Exercise:
In the data that follows, find each line containing "more" and copy it.

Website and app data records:
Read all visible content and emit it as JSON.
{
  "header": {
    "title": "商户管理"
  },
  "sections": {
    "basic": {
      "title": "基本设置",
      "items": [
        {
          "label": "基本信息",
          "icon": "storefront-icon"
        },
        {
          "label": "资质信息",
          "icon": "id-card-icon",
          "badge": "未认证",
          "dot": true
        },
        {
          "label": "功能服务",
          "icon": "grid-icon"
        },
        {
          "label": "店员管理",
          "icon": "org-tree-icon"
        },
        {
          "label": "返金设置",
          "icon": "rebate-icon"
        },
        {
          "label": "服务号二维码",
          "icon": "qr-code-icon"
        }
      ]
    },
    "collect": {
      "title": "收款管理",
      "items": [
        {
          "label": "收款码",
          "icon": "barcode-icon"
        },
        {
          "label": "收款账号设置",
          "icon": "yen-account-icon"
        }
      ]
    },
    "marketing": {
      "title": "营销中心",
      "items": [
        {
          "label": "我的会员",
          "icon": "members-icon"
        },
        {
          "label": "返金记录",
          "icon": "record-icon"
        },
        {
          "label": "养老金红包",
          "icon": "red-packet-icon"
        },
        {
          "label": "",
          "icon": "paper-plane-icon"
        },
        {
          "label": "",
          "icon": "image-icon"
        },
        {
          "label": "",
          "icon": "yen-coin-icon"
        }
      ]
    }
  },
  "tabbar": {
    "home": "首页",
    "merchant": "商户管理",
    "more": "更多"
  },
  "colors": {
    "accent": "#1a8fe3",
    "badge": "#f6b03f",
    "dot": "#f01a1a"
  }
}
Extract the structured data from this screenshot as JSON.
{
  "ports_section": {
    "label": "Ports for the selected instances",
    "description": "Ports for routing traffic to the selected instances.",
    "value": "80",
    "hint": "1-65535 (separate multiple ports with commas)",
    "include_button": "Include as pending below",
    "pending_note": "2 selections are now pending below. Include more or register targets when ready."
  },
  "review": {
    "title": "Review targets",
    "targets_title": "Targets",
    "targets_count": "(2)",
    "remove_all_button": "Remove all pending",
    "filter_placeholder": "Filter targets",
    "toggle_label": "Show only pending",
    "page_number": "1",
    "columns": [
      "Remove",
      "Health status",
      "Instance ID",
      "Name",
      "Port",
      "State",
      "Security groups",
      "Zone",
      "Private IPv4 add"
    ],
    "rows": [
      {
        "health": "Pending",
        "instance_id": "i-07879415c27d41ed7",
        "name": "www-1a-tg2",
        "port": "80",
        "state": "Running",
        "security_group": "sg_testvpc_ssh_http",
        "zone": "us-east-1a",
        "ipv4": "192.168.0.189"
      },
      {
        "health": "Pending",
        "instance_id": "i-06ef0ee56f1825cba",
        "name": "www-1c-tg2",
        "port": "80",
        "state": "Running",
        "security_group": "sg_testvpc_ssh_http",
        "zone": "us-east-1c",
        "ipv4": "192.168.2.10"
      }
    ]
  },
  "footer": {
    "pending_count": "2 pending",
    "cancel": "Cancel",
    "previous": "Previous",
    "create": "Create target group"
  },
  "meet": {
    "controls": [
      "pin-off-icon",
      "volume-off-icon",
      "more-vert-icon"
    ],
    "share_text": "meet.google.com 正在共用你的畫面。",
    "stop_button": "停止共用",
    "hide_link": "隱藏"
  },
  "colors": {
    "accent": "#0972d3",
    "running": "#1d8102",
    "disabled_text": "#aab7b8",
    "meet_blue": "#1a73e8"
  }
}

Response to the task:
    "more": "更多"
    "pending_note": "2 selections are now pending below. Include more or register targets when ready."
      "more-vert-icon"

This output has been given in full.